LA: It’s hard, and be yourself. No matter what, be yourself. Being a musician is not a get rich quick plan. You really have to put everything into it, and you really have to be yourself. And that’s the only way that you’ll be the artist that you’re supposed to be. Like I said before, it’s your responsibility to deliver the message from God, from society, the pain that people are going through. Just look at Marvin Gaye. That’s your responsibility, and being someone else, a cookie cutter, a carbon copy, is not what it is. It’s not being a musician.
MJ: What can we look forward to from Lea Anderson?
LA: My music video is coming out for Detatched, November 11th. I completed my EP. I don’t have a specific date for when it’ll drop, but I’m going to release it like a blogger.
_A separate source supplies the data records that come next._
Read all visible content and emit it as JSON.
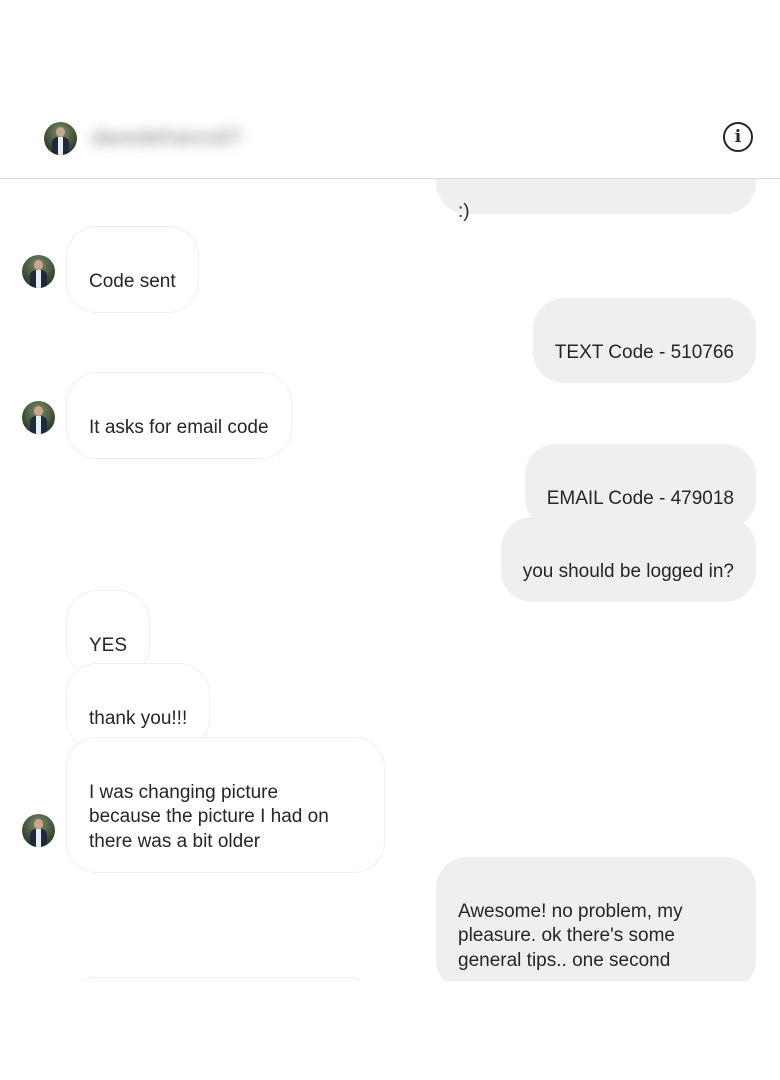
{
  "header": {
    "username": "davedefranco07",
    "info_icon": "info-icon",
    "info_glyph": "i"
  },
  "messages": [
    {
      "side": "out",
      "text": ":)"
    },
    {
      "side": "in",
      "text": "Code sent"
    },
    {
      "side": "out",
      "text": "TEXT Code - 510766"
    },
    {
      "side": "in",
      "text": "It asks for email code"
    },
    {
      "side": "out",
      "text": "EMAIL Code - 479018"
    },
    {
      "side": "out",
      "text": "you should be logged in?"
    },
    {
      "side": "in",
      "text": "YES"
    },
    {
      "side": "in",
      "text": "thank you!!!"
    },
    {
      "side": "in",
      "text": "I was changing picture\nbecause the picture I had on\nthere was a bit older"
    },
    {
      "side": "out",
      "text": "Awesome! no problem, my\npleasure. ok there's some\ngeneral tips.. one second"
    }
  ]
}
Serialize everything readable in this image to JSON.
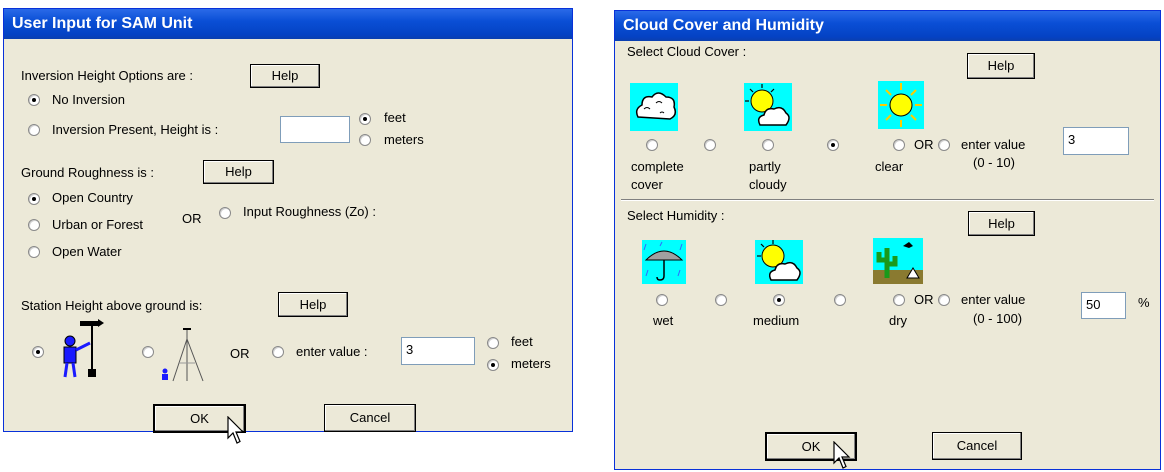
{
  "sam": {
    "title": "User Input for SAM Unit",
    "inversion_label": "Inversion Height Options are :",
    "help": "Help",
    "no_inversion": "No Inversion",
    "inversion_present": "Inversion Present,  Height is :",
    "feet": "feet",
    "meters": "meters",
    "ground_label": "Ground Roughness is :",
    "open_country": "Open Country",
    "urban_forest": "Urban or Forest",
    "open_water": "Open Water",
    "or": "OR",
    "input_roughness": "Input Roughness (Zo) :",
    "station_label": "Station Height above ground is:",
    "enter_value": "enter value :",
    "station_value": "3",
    "ok": "OK",
    "cancel": "Cancel"
  },
  "cloud": {
    "title": "Cloud Cover and Humidity",
    "select_cloud": "Select Cloud Cover :",
    "help": "Help",
    "complete_cover_1": "complete",
    "complete_cover_2": "cover",
    "partly_cloudy_1": "partly",
    "partly_cloudy_2": "cloudy",
    "clear": "clear",
    "or": "OR",
    "enter_value": "enter value",
    "cloud_range": "(0 - 10)",
    "cloud_value": "3",
    "select_humidity": "Select Humidity :",
    "wet": "wet",
    "medium": "medium",
    "dry": "dry",
    "humidity_range": "(0 - 100)",
    "humidity_value": "50",
    "percent": "%",
    "ok": "OK",
    "cancel": "Cancel"
  },
  "colors": {
    "title_blue": "#0a4fd6",
    "dialog_bg": "#ece9d8",
    "icon_bg": "#00ffff"
  }
}
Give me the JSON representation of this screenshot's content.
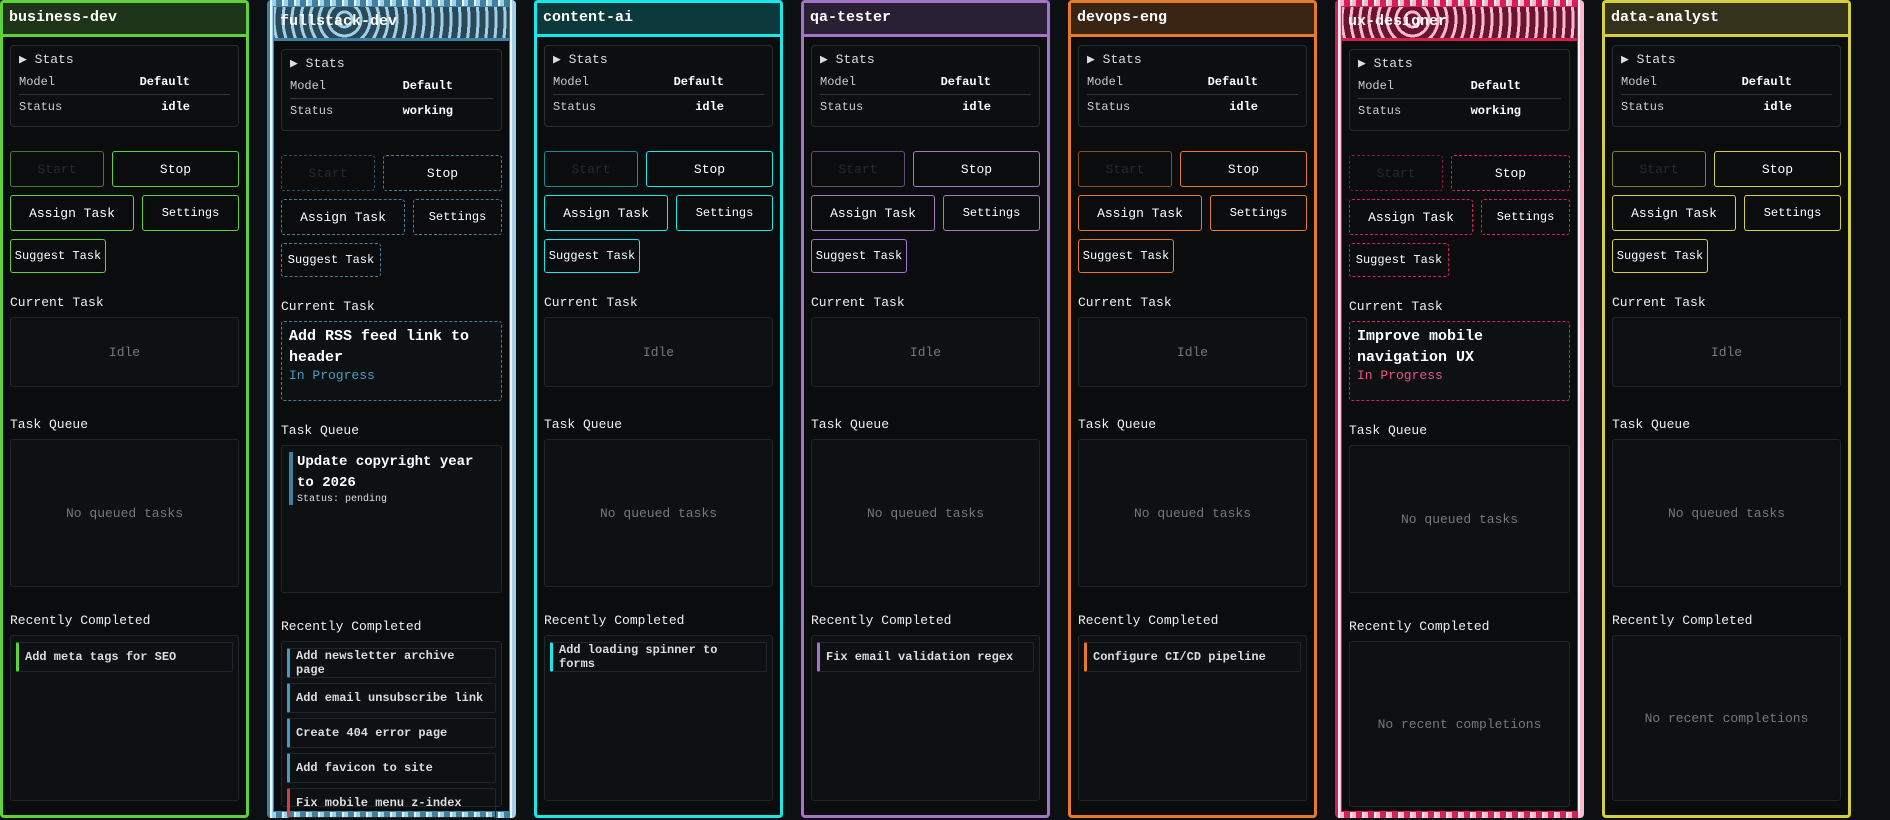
{
  "labels": {
    "stats": "Stats",
    "model": "Model",
    "status": "Status",
    "start": "Start",
    "stop": "Stop",
    "assign": "Assign Task",
    "settings": "Settings",
    "suggest": "Suggest Task",
    "current_task": "Current Task",
    "task_queue": "Task Queue",
    "recently_completed": "Recently Completed",
    "idle": "Idle",
    "no_queue": "No queued tasks",
    "no_recent": "No recent completions"
  },
  "agents": [
    {
      "name": "business-dev",
      "model": "Default",
      "status": "idle",
      "color": "#5fd13a",
      "header_bg": "#1e3519",
      "accent": "#5fd13a",
      "glitch": false,
      "current": null,
      "queue": [],
      "recent": [
        {
          "title": "Add meta tags for SEO",
          "failed": false
        }
      ]
    },
    {
      "name": "fullstack-dev",
      "model": "Default",
      "status": "working",
      "color": "#3f7f9f",
      "color2": "#9fd0e8",
      "header_bg": "#2a4a5a",
      "accent": "#4a9ac0",
      "glitch": true,
      "current": {
        "title": "Add RSS feed link to header",
        "status": "In Progress"
      },
      "queue": [
        {
          "title": "Update copyright year to 2026",
          "status": "Status: pending"
        }
      ],
      "recent": [
        {
          "title": "Add newsletter archive page",
          "failed": false
        },
        {
          "title": "Add email unsubscribe link",
          "failed": false
        },
        {
          "title": "Create 404 error page",
          "failed": false
        },
        {
          "title": "Add favicon to site",
          "failed": false
        },
        {
          "title": "Fix mobile menu z-index",
          "failed": true
        }
      ]
    },
    {
      "name": "content-ai",
      "model": "Default",
      "status": "idle",
      "color": "#19e8e8",
      "header_bg": "#0c3a3c",
      "accent": "#19e8e8",
      "glitch": false,
      "current": null,
      "queue": [],
      "recent": [
        {
          "title": "Add loading spinner to forms",
          "failed": false
        }
      ]
    },
    {
      "name": "qa-tester",
      "model": "Default",
      "status": "idle",
      "color": "#a574c8",
      "header_bg": "#2a2036",
      "accent": "#a574c8",
      "glitch": false,
      "current": null,
      "queue": [],
      "recent": [
        {
          "title": "Fix email validation regex",
          "failed": false
        }
      ]
    },
    {
      "name": "devops-eng",
      "model": "Default",
      "status": "idle",
      "color": "#e57a2c",
      "header_bg": "#3a2414",
      "accent": "#e57a2c",
      "glitch": false,
      "current": null,
      "queue": [],
      "recent": [
        {
          "title": "Configure CI/CD pipeline",
          "failed": false
        }
      ]
    },
    {
      "name": "ux-designer",
      "model": "Default",
      "status": "working",
      "color": "#d81e52",
      "color2": "#ffb8cc",
      "header_bg": "#6a1430",
      "accent": "#f0507a",
      "glitch": true,
      "current": {
        "title": "Improve mobile navigation UX",
        "status": "In Progress"
      },
      "queue": [],
      "recent": []
    },
    {
      "name": "data-analyst",
      "model": "Default",
      "status": "idle",
      "color": "#d4cf3a",
      "header_bg": "#34321a",
      "accent": "#d4cf3a",
      "glitch": false,
      "current": null,
      "queue": [],
      "recent": []
    }
  ]
}
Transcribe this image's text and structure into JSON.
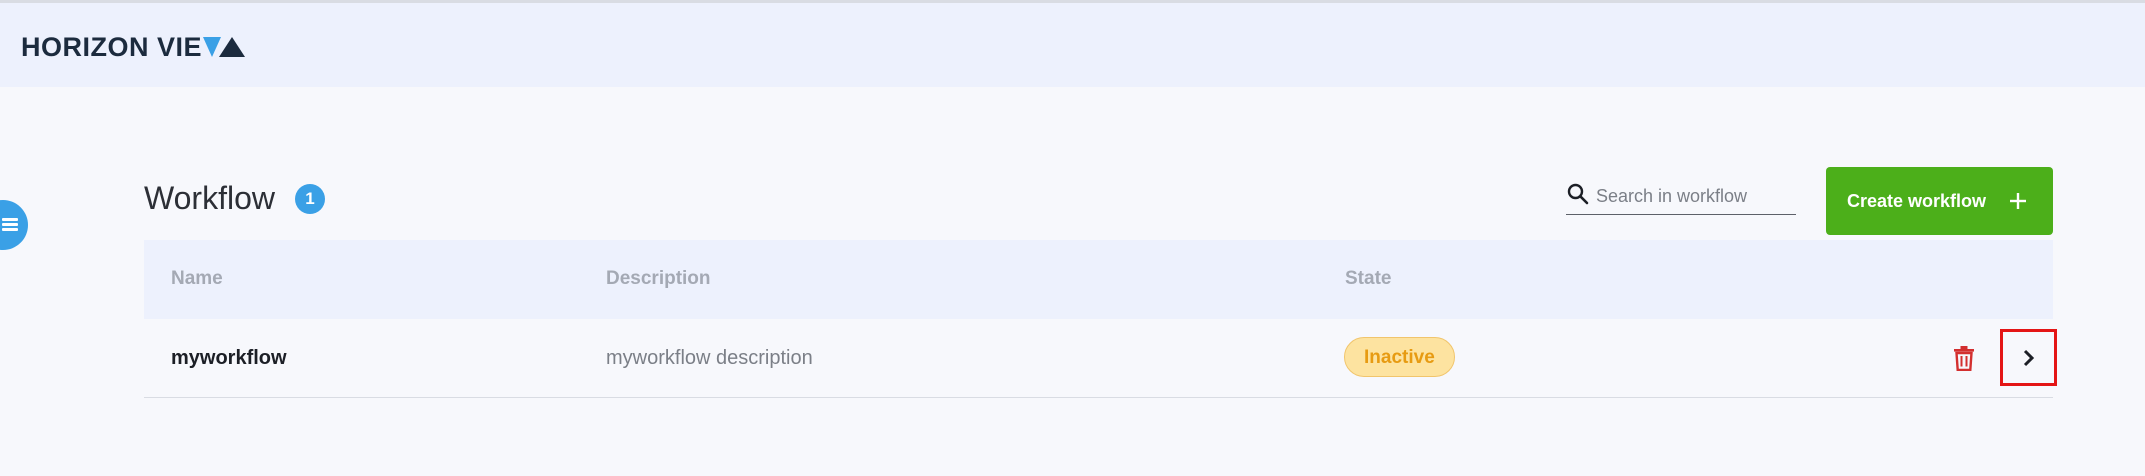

I’ll release a different song every period. I’ll probably release Real Love in the top of the spring. Around April or March. I also have t-shirts with the lyrics of Not That Type of Guy, available for purchase on my website.
MJ: Is there any inspiration you’d like to leave with us?
LA: Just be yourself and follow your heart. And know that you deserve everything that you’re going towards. The world is huge and you have to be comfortable with doing things that are bigger than you.
It was a pleasure talking to this lovely young lady, who not only has a great voice, but is intelligent as well. Lea has performed all around NYC. Places such as, Ella, Sylvana’s, The Highline Ballroom, SOBs, The Bitter End.
Not only is she a performing artist, but she’s also a painter. Lea sells her artwork and presents her portfolio upon request. Be sure to stay up to date with Lea by visiting her website, iamleaanderson.com, and following her on social media. Twitter: @iamleaanderson, Instagram: @iamleaanderson, facebook.com/iamleaanderson, youtube.com/musicbylyriclea, soundcloud.com/iamleaanderson. You can also download and purchase her two singles out now, Not That Type of Guy and Detached, on iTunes and Spotify. You won’t be disappointed.